* [What you need to do]
The response must reproduce every record in full.

++++++++++

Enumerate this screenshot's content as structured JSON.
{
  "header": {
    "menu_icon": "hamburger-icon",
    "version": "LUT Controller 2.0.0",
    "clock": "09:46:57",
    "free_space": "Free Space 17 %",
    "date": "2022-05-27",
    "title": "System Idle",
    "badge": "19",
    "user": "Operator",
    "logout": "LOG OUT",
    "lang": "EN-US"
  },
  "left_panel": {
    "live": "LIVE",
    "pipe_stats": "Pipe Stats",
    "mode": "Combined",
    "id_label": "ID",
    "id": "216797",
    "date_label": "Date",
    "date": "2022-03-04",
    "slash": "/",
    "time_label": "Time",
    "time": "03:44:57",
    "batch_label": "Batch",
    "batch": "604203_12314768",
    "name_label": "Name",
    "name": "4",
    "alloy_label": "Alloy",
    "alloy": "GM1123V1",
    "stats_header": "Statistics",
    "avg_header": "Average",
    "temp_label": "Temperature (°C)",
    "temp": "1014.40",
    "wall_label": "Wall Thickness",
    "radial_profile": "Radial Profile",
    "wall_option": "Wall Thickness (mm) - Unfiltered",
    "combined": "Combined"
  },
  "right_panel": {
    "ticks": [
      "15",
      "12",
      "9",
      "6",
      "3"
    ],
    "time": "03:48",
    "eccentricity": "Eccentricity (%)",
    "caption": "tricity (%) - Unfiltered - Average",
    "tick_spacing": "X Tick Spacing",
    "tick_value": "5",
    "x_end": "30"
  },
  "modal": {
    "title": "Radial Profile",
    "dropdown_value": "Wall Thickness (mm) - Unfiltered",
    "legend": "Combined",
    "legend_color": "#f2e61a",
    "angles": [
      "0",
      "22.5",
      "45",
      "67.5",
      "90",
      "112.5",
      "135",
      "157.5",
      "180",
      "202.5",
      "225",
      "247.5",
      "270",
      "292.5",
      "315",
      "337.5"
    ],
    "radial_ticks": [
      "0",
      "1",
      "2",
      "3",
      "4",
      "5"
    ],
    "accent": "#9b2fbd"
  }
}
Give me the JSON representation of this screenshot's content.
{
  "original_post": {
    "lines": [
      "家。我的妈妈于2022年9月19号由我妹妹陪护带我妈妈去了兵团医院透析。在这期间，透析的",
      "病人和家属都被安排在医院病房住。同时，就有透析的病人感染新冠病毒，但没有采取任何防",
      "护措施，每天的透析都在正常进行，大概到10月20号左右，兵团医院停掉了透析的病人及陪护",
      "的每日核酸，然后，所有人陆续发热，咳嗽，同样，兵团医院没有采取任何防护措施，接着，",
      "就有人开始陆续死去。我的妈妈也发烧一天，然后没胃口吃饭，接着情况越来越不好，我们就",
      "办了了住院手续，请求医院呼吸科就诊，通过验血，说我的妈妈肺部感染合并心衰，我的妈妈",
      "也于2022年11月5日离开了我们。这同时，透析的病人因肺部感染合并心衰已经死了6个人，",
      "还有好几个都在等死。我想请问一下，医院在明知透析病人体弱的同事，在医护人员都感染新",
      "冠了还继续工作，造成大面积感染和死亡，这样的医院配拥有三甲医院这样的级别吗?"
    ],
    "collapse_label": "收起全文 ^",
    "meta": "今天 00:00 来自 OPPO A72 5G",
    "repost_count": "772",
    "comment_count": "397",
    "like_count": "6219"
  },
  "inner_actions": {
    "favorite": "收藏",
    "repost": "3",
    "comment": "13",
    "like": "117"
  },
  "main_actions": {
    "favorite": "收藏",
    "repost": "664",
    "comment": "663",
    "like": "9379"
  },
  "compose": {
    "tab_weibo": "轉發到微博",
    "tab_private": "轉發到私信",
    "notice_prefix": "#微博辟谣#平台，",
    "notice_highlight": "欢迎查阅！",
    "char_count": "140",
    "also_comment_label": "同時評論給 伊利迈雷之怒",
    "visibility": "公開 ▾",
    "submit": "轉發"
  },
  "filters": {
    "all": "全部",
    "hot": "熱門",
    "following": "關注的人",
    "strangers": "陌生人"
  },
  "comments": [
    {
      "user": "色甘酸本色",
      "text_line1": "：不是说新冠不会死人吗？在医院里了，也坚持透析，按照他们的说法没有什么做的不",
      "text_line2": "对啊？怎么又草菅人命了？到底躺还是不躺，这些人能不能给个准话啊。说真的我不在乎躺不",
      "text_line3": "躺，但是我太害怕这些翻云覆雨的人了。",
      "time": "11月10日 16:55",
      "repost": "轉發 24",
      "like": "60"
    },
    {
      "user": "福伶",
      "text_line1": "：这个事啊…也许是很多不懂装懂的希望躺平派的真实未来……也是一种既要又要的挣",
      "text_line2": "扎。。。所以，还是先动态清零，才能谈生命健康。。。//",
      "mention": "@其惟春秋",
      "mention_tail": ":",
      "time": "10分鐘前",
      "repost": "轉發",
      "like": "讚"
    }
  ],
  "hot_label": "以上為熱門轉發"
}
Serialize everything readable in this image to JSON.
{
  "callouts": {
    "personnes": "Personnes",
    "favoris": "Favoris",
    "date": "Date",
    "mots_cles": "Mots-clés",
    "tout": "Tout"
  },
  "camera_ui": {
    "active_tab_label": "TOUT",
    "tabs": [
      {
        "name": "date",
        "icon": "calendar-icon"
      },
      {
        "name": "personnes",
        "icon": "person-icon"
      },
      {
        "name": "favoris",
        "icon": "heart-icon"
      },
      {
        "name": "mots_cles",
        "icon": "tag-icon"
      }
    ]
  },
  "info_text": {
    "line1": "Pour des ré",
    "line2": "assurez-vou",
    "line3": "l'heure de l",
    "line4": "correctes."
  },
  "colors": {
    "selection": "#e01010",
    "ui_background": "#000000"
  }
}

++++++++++

* [Result for this task]
Enumerate this screenshot's content as structured JSON.
{
  "header": {
    "menu_icon": "hamburger-icon",
    "version": "LUT Controller 2.0.0",
    "clock": "09:46:57",
    "free_space": "Free Space 17 %",
    "date": "2022-05-27",
    "title": "System Idle",
    "badge": "19",
    "user": "Operator",
    "logout": "LOG OUT",
    "lang": "EN-US"
  },
  "left_panel": {
    "live": "LIVE",
    "pipe_stats": "Pipe Stats",
    "mode": "Combined",
    "id_label": "ID",
    "id": "216797",
    "date_label": "Date",
    "date": "2022-03-04",
    "slash": "/",
    "time_label": "Time",
    "time": "03:44:57",
    "batch_label": "Batch",
    "batch": "604203_12314768",
    "name_label": "Name",
    "name": "4",
    "alloy_label": "Alloy",
    "alloy": "GM1123V1",
    "stats_header": "Statistics",
    "avg_header": "Average",
    "temp_label": "Temperature (°C)",
    "temp": "1014.40",
    "wall_label": "Wall Thickness",
    "radial_profile": "Radial Profile",
    "wall_option": "Wall Thickness (mm) - Unfiltered",
    "combined": "Combined"
  },
  "right_panel": {
    "ticks": [
      "15",
      "12",
      "9",
      "6",
      "3"
    ],
    "time": "03:48",
    "eccentricity": "Eccentricity (%)",
    "caption": "tricity (%) - Unfiltered - Average",
    "tick_spacing": "X Tick Spacing",
    "tick_value": "5",
    "x_end": "30"
  },
  "modal": {
    "title": "Radial Profile",
    "dropdown_value": "Wall Thickness (mm) - Unfiltered",
    "legend": "Combined",
    "legend_color": "#f2e61a",
    "angles": [
      "0",
      "22.5",
      "45",
      "67.5",
      "90",
      "112.5",
      "135",
      "157.5",
      "180",
      "202.5",
      "225",
      "247.5",
      "270",
      "292.5",
      "315",
      "337.5"
    ],
    "radial_ticks": [
      "0",
      "1",
      "2",
      "3",
      "4",
      "5"
    ],
    "accent": "#9b2fbd"
  }
}
Give me the JSON representation of this screenshot's content.
{
  "original_post": {
    "lines": [
      "家。我的妈妈于2022年9月19号由我妹妹陪护带我妈妈去了兵团医院透析。在这期间，透析的",
      "病人和家属都被安排在医院病房住。同时，就有透析的病人感染新冠病毒，但没有采取任何防",
      "护措施，每天的透析都在正常进行，大概到10月20号左右，兵团医院停掉了透析的病人及陪护",
      "的每日核酸，然后，所有人陆续发热，咳嗽，同样，兵团医院没有采取任何防护措施，接着，",
      "就有人开始陆续死去。我的妈妈也发烧一天，然后没胃口吃饭，接着情况越来越不好，我们就",
      "办了了住院手续，请求医院呼吸科就诊，通过验血，说我的妈妈肺部感染合并心衰，我的妈妈",
      "也于2022年11月5日离开了我们。这同时，透析的病人因肺部感染合并心衰已经死了6个人，",
      "还有好几个都在等死。我想请问一下，医院在明知透析病人体弱的同事，在医护人员都感染新",
      "冠了还继续工作，造成大面积感染和死亡，这样的医院配拥有三甲医院这样的级别吗?"
    ],
    "collapse_label": "收起全文 ^",
    "meta": "今天 00:00 来自 OPPO A72 5G",
    "repost_count": "772",
    "comment_count": "397",
    "like_count": "6219"
  },
  "inner_actions": {
    "favorite": "收藏",
    "repost": "3",
    "comment": "13",
    "like": "117"
  },
  "main_actions": {
    "favorite": "收藏",
    "repost": "664",
    "comment": "663",
    "like": "9379"
  },
  "compose": {
    "tab_weibo": "轉發到微博",
    "tab_private": "轉發到私信",
    "notice_prefix": "#微博辟谣#平台，",
    "notice_highlight": "欢迎查阅！",
    "char_count": "140",
    "also_comment_label": "同時評論給 伊利迈雷之怒",
    "visibility": "公開 ▾",
    "submit": "轉發"
  },
  "filters": {
    "all": "全部",
    "hot": "熱門",
    "following": "關注的人",
    "strangers": "陌生人"
  },
  "comments": [
    {
      "user": "色甘酸本色",
      "text_line1": "：不是说新冠不会死人吗？在医院里了，也坚持透析，按照他们的说法没有什么做的不",
      "text_line2": "对啊？怎么又草菅人命了？到底躺还是不躺，这些人能不能给个准话啊。说真的我不在乎躺不",
      "text_line3": "躺，但是我太害怕这些翻云覆雨的人了。",
      "time": "11月10日 16:55",
      "repost": "轉發 24",
      "like": "60"
    },
    {
      "user": "福伶",
      "text_line1": "：这个事啊…也许是很多不懂装懂的希望躺平派的真实未来……也是一种既要又要的挣",
      "text_line2": "扎。。。所以，还是先动态清零，才能谈生命健康。。。//",
      "mention": "@其惟春秋",
      "mention_tail": ":",
      "time": "10分鐘前",
      "repost": "轉發",
      "like": "讚"
    }
  ],
  "hot_label": "以上為熱門轉發"
}
Serialize everything readable in this image to JSON.
{
  "callouts": {
    "personnes": "Personnes",
    "favoris": "Favoris",
    "date": "Date",
    "mots_cles": "Mots-clés",
    "tout": "Tout"
  },
  "camera_ui": {
    "active_tab_label": "TOUT",
    "tabs": [
      {
        "name": "date",
        "icon": "calendar-icon"
      },
      {
        "name": "personnes",
        "icon": "person-icon"
      },
      {
        "name": "favoris",
        "icon": "heart-icon"
      },
      {
        "name": "mots_cles",
        "icon": "tag-icon"
      }
    ]
  },
  "info_text": {
    "line1": "Pour des ré",
    "line2": "assurez-vou",
    "line3": "l'heure de l",
    "line4": "correctes."
  },
  "colors": {
    "selection": "#e01010",
    "ui_background": "#000000"
  }
}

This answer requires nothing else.